• Exercise:
A single number is the answer here: the count of lines in the data below that include the word "JSON".

• Data shown:
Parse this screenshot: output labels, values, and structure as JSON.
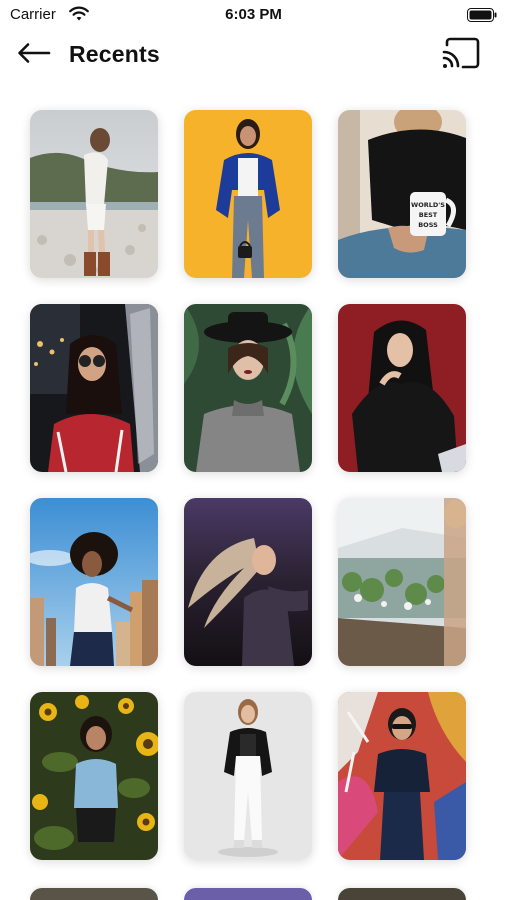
{
  "status_bar": {
    "carrier": "Carrier",
    "time": "6:03 PM"
  },
  "header": {
    "title": "Recents",
    "back_icon": "arrow-left-icon",
    "cast_icon": "cast-icon"
  },
  "photos": [
    {
      "subject": "woman-on-rocky-beach"
    },
    {
      "subject": "woman-in-blue-blazer-yellow-wall"
    },
    {
      "subject": "person-holding-mug"
    },
    {
      "subject": "woman-in-sunglasses-night"
    },
    {
      "subject": "woman-in-black-hat"
    },
    {
      "subject": "woman-in-black-sweater-red-wall"
    },
    {
      "subject": "woman-city-blue-sky"
    },
    {
      "subject": "woman-hair-flip-dark"
    },
    {
      "subject": "plant-market"
    },
    {
      "subject": "woman-in-sunflower-field"
    },
    {
      "subject": "woman-in-white-pants-studio"
    },
    {
      "subject": "woman-in-front-of-graffiti"
    }
  ],
  "mug_text": {
    "line1": "WORLD'S",
    "line2": "BEST",
    "line3": "BOSS"
  }
}
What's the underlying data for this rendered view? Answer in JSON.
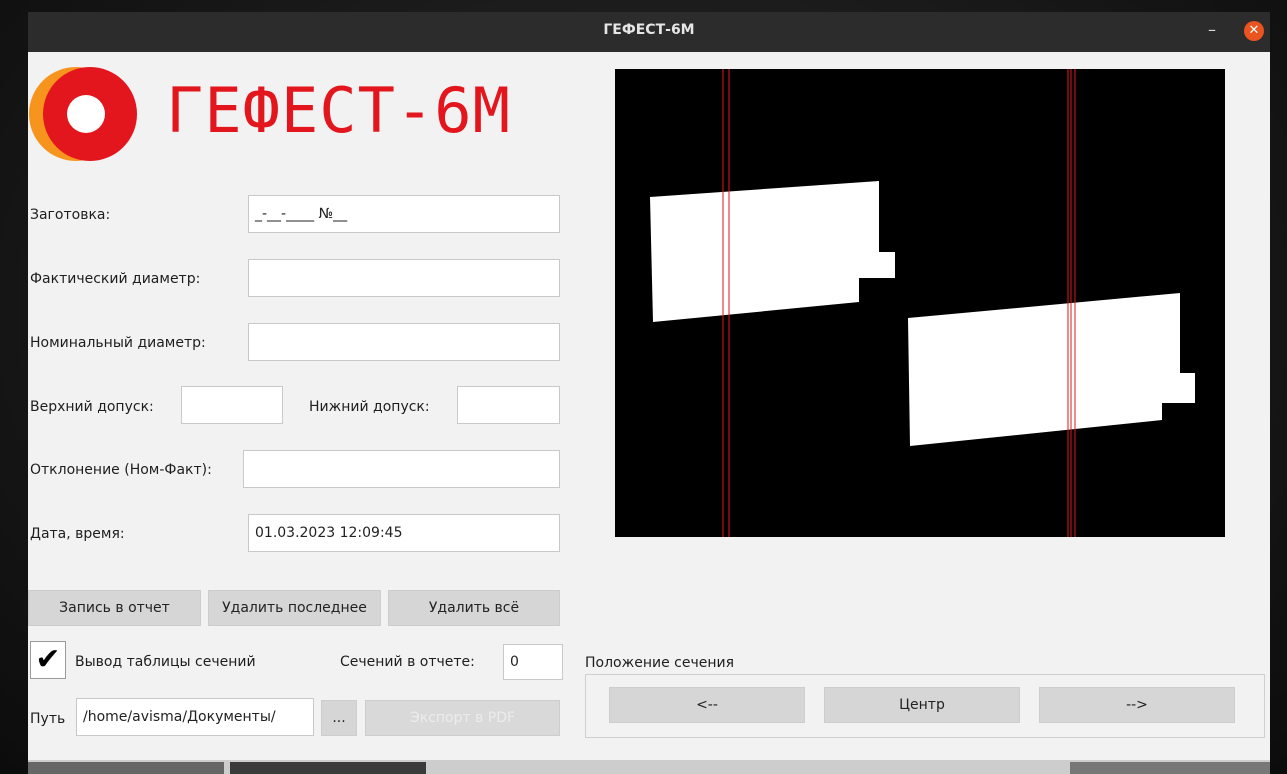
{
  "window": {
    "title": "ГЕФЕСТ-6М",
    "minimize_glyph": "–",
    "close_glyph": "✕"
  },
  "logo": {
    "text": "ГЕФЕСТ-6М"
  },
  "form": {
    "zagotovka_label": "Заготовка:",
    "zagotovka_value": "_-__-____ №__",
    "fact_diam_label": "Фактический диаметр:",
    "fact_diam_value": "",
    "nom_diam_label": "Номинальный диаметр:",
    "nom_diam_value": "",
    "upper_tol_label": "Верхний допуск:",
    "upper_tol_value": "",
    "lower_tol_label": "Нижний допуск:",
    "lower_tol_value": "",
    "deviation_label": "Отклонение (Ном-Факт):",
    "deviation_value": "",
    "datetime_label": "Дата, время:",
    "datetime_value": "01.03.2023 12:09:45"
  },
  "buttons": {
    "record": "Запись в отчет",
    "delete_last": "Удалить последнее",
    "delete_all": "Удалить всё",
    "browse": "...",
    "export_pdf": "Экспорт в PDF"
  },
  "options": {
    "table_output_label": "Вывод таблицы сечений",
    "table_output_checked": true,
    "check_glyph": "✔",
    "sections_label": "Сечений в отчете:",
    "sections_value": "0",
    "path_label": "Путь",
    "path_value": "/home/avisma/Документы/"
  },
  "section_position": {
    "label": "Положение сечения",
    "left": "<--",
    "center": "Центр",
    "right": "-->"
  },
  "colors": {
    "accent": "#e3161e",
    "close": "#e95420",
    "logo_orange": "#f7941d"
  },
  "icons": [
    "minimize-icon",
    "close-icon",
    "logo-ring-icon",
    "checkmark-icon"
  ]
}
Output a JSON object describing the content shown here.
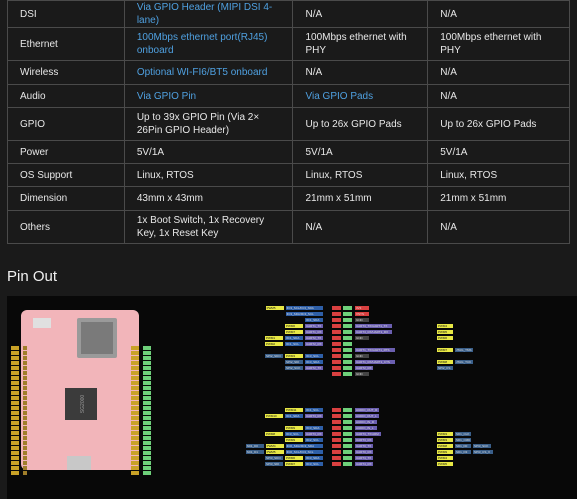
{
  "spec_table": {
    "rows": [
      {
        "name": "DSI",
        "c1": "Via GPIO Header (MIPI DSI 4-lane)",
        "c1_link": true,
        "c2": "N/A",
        "c2_link": false,
        "c3": "N/A"
      },
      {
        "name": "Ethernet",
        "c1": "100Mbps ethernet port(RJ45) onboard",
        "c1_link": true,
        "c2": "100Mbps ethernet with PHY",
        "c2_link": false,
        "c3": "100Mbps ethernet with PHY"
      },
      {
        "name": "Wireless",
        "c1": "Optional WI-FI6/BT5 onboard",
        "c1_link": true,
        "c2": "N/A",
        "c2_link": false,
        "c3": "N/A"
      },
      {
        "name": "Audio",
        "c1": "Via GPIO Pin",
        "c1_link": true,
        "c2": "Via GPIO Pads",
        "c2_link": true,
        "c3": "N/A"
      },
      {
        "name": "GPIO",
        "c1": "Up to 39x GPIO Pin (Via 2× 26Pin GPIO Header)",
        "c1_link": false,
        "c2": "Up to 26x GPIO Pads",
        "c2_link": false,
        "c3": "Up to 26x GPIO Pads"
      },
      {
        "name": "Power",
        "c1": "5V/1A",
        "c1_link": false,
        "c2": "5V/1A",
        "c2_link": false,
        "c3": "5V/1A"
      },
      {
        "name": "OS Support",
        "c1": "Linux, RTOS",
        "c1_link": false,
        "c2": "Linux, RTOS",
        "c2_link": false,
        "c3": "Linux, RTOS"
      },
      {
        "name": "Dimension",
        "c1": "43mm x 43mm",
        "c1_link": false,
        "c2": "21mm x 51mm",
        "c2_link": false,
        "c3": "21mm x 51mm"
      },
      {
        "name": "Others",
        "c1": "1x Boot Switch, 1x Recovery Key, 1x Reset Key",
        "c1_link": false,
        "c2": "N/A",
        "c2_link": false,
        "c3": "N/A"
      }
    ]
  },
  "section_title": "Pin Out",
  "pinout": {
    "chip_label": "SG2000",
    "colors": {
      "pwm": "#e8e845",
      "i2c": "#2e5fa8",
      "uart": "#6b5fb0",
      "gpio": "#6ed07a",
      "pin": "#d94040",
      "spi": "#3a5f8a",
      "board": "#f2b5ba"
    },
    "upper_rows": [
      {
        "l": [
          "PWM5",
          "IIC3_SCL/IIC3_SDA"
        ],
        "r": [
          "3V3"
        ],
        "rr": []
      },
      {
        "l": [
          "IIC3_SDA/IIC3_SCL"
        ],
        "r": [
          "VSYS"
        ],
        "rr": []
      },
      {
        "l": [
          "IIC1_SDA"
        ],
        "r": [
          "GND"
        ],
        "rr": []
      },
      {
        "l": [
          "PWM6",
          "UART1_TX"
        ],
        "r": [
          "UART3_TX/UART1_TX"
        ],
        "rr": [
          "PWM4"
        ]
      },
      {
        "l": [
          "PWM7",
          "UART1_RX"
        ],
        "r": [
          "UART3_RX/UART1_RX"
        ],
        "rr": [
          "PWM5"
        ]
      },
      {
        "l": [
          "PWM1",
          "IIC1_SDA",
          "UART2_TX"
        ],
        "r": [
          "GND"
        ],
        "rr": [
          "PWM6"
        ]
      },
      {
        "l": [
          "PWM2",
          "IIC1_SCL",
          "UART2_RX"
        ],
        "r": [],
        "rr": []
      },
      {
        "l": [],
        "r": [
          "UART1_TX/UART1_RTS"
        ],
        "rr": [
          "PWM7",
          "JTAG_TMS"
        ]
      },
      {
        "l": [
          "SPI2_SDO",
          "PWM3",
          "IIC3_SCL"
        ],
        "r": [
          "GND"
        ],
        "rr": []
      },
      {
        "l": [
          "SPI2_SDI",
          "IIC3_SDA"
        ],
        "r": [
          "UART1_RX/UART1_CTS"
        ],
        "rr": [
          "PWM8",
          "JTAG_TCK"
        ]
      },
      {
        "l": [
          "SPI2_SCK",
          "UART2_TX"
        ],
        "r": [
          "UART2_RX"
        ],
        "rr": [
          "SPI2_CS"
        ]
      },
      {
        "l": [],
        "r": [
          "GND"
        ],
        "rr": []
      }
    ],
    "lower_rows": [
      {
        "l": [
          "PWM11",
          "IIC1_SCL"
        ],
        "r": [
          "AUDIO_OUT_R"
        ],
        "rr": []
      },
      {
        "l": [
          "PWM10",
          "IIC1_SDA",
          "UART3_RX"
        ],
        "r": [
          "AUDIO_OUT_L"
        ],
        "rr": []
      },
      {
        "l": [],
        "r": [
          "AUDIO_IN_R"
        ],
        "rr": []
      },
      {
        "l": [
          "PWM9",
          "IIC3_SDA"
        ],
        "r": [
          "AUDIO_IN_L"
        ],
        "rr": []
      },
      {
        "l": [
          "PWM8",
          "IIC3_SCL",
          "UART3_RX"
        ],
        "r": [
          "UART3_TX/ARM"
        ],
        "rr": [
          "PWM3",
          "SD1_CLK"
        ]
      },
      {
        "l": [
          "PWM9",
          "IIC2_SCL"
        ],
        "r": [
          "UART3_RX"
        ],
        "rr": [
          "PWM3",
          "SD1_CMD"
        ]
      },
      {
        "l": [
          "SD1_D0",
          "PWM4",
          "IIC0_SDA/IIC3_SDA"
        ],
        "r": [
          "UART0_TX"
        ],
        "rr": [
          "PWM8",
          "SD1_D0",
          "SPI3_SCK"
        ]
      },
      {
        "l": [
          "SD1_D1",
          "PWM5",
          "IIC0_SCL/IIC3_SCL"
        ],
        "r": [
          "UART0_RX"
        ],
        "rr": [
          "PWM9",
          "SD1_D3",
          "SPI3_CS_X"
        ]
      },
      {
        "l": [
          "SPI3_SDO",
          "PWM6",
          "IIC3_SDA"
        ],
        "r": [
          "UART4_TX"
        ],
        "rr": [
          "PWM4"
        ]
      },
      {
        "l": [
          "SPI3_SDI",
          "PWM7",
          "IIC3_SCL"
        ],
        "r": [
          "UART4_RX"
        ],
        "rr": [
          "PWM5"
        ]
      }
    ]
  }
}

• Exercise solution:
3